Parsnips are an essential part of our family Christmas dinner. They’re sweet and creamy and just utterly delicious simply boiled or roasted. But sometimes you might want something a little more fancy. So for day 13 of my Sensitive Foodie Advent Calendar, here’s a warm roasted parsnip salad for you to try out. Continue reading “Roasted maple parsnip salad”
I do love a good parsnip! And the ones that turned up in the Riverford veg box yesterday were voluptuous and ready for some action.
The usual route (or should it be root ;)) for any parsnips that enters the house is spicy parsnip soup, swiftly followed by a roasting. Simple but packed with flavour. But this weeks veg box contained a parsnip recipe that I hadn’t tried before – skordalia – so the fate of the gorgeously creamy roots was sealed.

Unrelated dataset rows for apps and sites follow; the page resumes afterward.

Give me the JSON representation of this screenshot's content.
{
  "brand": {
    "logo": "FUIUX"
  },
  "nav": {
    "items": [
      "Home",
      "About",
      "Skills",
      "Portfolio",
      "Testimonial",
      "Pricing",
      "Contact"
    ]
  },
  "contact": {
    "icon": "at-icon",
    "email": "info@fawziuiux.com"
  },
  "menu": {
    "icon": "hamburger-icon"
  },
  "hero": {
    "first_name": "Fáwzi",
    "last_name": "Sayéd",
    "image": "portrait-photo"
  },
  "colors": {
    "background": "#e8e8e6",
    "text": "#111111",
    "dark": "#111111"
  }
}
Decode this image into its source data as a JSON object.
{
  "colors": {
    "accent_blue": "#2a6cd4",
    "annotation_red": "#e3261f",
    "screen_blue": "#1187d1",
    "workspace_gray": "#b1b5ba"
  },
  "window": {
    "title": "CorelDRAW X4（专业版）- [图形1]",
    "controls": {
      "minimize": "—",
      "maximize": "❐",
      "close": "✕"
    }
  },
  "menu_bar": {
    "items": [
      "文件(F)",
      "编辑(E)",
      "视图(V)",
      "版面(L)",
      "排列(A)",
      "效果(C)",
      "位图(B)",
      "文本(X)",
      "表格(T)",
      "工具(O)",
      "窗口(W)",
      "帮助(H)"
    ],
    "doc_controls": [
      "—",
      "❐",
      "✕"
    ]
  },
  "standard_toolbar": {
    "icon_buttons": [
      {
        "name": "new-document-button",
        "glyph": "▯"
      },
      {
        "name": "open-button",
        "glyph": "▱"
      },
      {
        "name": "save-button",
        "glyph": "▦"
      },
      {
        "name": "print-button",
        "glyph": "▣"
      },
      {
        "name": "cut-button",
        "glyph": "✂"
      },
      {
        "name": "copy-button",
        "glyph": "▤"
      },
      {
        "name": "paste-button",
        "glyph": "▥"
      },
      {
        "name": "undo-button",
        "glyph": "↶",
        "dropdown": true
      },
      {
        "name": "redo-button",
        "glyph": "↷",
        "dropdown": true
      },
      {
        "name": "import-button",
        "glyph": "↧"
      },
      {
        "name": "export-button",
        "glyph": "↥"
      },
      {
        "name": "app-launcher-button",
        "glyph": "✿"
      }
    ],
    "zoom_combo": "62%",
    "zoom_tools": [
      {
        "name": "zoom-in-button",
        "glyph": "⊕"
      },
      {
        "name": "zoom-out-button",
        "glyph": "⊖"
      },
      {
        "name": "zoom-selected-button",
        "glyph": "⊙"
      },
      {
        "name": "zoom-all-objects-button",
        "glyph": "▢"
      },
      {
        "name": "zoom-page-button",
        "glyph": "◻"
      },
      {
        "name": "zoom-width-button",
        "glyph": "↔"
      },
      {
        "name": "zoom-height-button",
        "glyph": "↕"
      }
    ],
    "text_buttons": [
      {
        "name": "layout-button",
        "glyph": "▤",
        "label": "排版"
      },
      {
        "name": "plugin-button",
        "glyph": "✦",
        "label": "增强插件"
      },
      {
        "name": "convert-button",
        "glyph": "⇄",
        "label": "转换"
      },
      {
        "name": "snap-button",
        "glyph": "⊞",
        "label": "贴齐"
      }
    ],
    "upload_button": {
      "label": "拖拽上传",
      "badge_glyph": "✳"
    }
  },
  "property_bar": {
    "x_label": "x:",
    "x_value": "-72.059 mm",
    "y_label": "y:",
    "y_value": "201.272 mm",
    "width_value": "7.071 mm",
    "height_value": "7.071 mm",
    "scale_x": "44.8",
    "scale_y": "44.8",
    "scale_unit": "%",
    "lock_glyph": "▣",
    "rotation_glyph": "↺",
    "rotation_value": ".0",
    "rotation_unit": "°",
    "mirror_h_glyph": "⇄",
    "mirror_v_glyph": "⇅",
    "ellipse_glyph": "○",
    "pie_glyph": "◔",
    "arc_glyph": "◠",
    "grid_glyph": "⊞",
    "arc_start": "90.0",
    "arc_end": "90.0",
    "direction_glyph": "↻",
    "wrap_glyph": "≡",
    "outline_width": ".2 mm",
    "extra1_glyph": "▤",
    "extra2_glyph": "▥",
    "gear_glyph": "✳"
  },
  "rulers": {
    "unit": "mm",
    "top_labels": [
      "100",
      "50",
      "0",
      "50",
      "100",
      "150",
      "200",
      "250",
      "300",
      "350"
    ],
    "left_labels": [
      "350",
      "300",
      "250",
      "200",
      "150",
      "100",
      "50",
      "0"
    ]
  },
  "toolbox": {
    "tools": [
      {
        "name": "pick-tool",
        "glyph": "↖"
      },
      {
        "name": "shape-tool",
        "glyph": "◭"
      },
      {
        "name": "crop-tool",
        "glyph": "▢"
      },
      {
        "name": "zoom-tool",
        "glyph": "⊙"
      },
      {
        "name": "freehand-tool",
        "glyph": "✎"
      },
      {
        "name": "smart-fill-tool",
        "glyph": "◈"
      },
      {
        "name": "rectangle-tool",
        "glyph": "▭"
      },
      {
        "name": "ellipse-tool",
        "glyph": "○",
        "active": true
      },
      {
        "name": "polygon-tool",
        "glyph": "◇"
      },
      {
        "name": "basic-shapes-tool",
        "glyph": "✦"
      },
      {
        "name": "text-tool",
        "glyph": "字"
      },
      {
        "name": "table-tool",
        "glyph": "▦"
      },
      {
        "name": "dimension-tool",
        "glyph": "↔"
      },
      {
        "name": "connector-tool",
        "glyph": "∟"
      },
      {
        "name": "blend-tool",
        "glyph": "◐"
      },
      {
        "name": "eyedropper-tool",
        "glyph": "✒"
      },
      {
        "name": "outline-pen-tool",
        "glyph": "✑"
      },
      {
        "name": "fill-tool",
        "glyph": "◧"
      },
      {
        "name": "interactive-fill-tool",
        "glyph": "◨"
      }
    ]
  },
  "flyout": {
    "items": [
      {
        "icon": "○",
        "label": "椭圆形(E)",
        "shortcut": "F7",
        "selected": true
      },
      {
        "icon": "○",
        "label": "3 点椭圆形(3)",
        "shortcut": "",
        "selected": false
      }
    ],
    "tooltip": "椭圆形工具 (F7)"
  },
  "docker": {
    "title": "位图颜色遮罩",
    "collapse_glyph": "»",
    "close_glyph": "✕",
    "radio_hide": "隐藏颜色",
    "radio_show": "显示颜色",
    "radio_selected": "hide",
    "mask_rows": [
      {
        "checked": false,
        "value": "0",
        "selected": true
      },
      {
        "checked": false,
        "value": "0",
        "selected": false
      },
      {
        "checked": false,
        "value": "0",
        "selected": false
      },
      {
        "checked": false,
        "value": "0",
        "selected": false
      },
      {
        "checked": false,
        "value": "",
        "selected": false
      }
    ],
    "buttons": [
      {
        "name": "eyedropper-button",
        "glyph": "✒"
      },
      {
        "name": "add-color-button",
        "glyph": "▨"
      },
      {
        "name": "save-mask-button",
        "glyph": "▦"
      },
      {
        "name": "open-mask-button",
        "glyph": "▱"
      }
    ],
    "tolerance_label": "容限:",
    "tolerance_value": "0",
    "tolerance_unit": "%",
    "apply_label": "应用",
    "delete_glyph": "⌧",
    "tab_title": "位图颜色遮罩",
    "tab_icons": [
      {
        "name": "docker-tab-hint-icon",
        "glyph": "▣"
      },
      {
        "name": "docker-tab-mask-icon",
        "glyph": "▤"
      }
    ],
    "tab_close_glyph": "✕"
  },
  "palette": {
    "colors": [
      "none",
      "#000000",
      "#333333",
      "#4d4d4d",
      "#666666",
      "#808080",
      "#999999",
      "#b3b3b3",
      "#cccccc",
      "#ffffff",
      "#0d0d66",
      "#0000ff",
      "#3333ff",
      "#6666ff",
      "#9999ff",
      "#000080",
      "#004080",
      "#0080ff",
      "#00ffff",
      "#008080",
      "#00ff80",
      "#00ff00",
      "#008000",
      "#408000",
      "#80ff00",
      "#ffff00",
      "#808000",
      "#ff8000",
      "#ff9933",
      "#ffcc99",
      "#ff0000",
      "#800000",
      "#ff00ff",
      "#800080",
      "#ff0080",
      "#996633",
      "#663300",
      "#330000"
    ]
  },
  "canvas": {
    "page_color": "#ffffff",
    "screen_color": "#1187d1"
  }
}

I had never heard of skordalia before, but apparently it’s a side dish from Greece traditionally made with potatoes; Bob the Riverford chef had substituted parsnips for the spuds, and it does taste might fine.
As with most recipes I come across, it did need The Sensitive Foodie touch to make it dairy and gluten free; I also used whole almonds and chopped them as I like to have my nuts with optimum fibre content and I substituted flaxseed oil for the olive oil to increase the omega 3 content. I used Mrs Crimbles breadcrumb mix as that was open, but have notice that Waitrose now do their own gluten free breadcrumbs, which are completely rice based. Of course, if you’re ok with wheat and gluten, then go for normal fresh breadcrumbs as I can imagine they make the dish even more thick and gloopy.
The final product was seriously gorgeous, and would go perfectly with a nut or lentil loaf and a pile of roast potatoes. Not that’s what we had for dinner! But the quiche was still good with it!You may not think of parsnips as a ‘healthy food’ but, as with all veggies, they do having surprising nutritional benefits. For one they are a great source of soluble fibre, so keep our guts healthy and won’t upset those with IBS too much. They also have a good amount of vitamin C, potassium and B vitamins, which are all needed for cell activity. There’s even a reasonable amount of manganese as well as a whole range of phytonutrients that are thought to have an anti-inflammatory effect and help protect against certain cancers. Not bad for a simple root vegetable!
So here is the recipe – there was a little left over, so I’m looking forward to lunch!
Parsnip skordalia (Riverford recipe with Sensitive Foodie adjustments!)
400ml dairy free milk
1 bay leaf
2 cloves garlic, peeled
30g gluten free breadcrumbs/fresh breadcrumbs
handful almonds, chopped
juice of 1/2 lemon
glug of flaxseed oil/olive oil
salt and pepper
Peel and chop the parsnips into small chunks and pop into a saucepan with the dairy free milk, bay leaf and garlic cloves. Bring to the boil, then reduce the heat and simmer with the lid on for 15 minutes or so until the parsnip is soft and mushy. Turn off the heat and leave to cool slightly.
Strain the parsnips and garlic but reserve the milk. Discard the bay leaf. Pop the parsnip and garlic into a food processor with a little of the cooking milk and blend until smooth. Add the almonds, breadcrumbs and some salt and pepper and blitz again for a moment to combine everything together. Add the oil and lemon juice and blitz briefly. Check the flavours and consistency and add more seasoning. milk or lemon as needed. Serve and enjoy!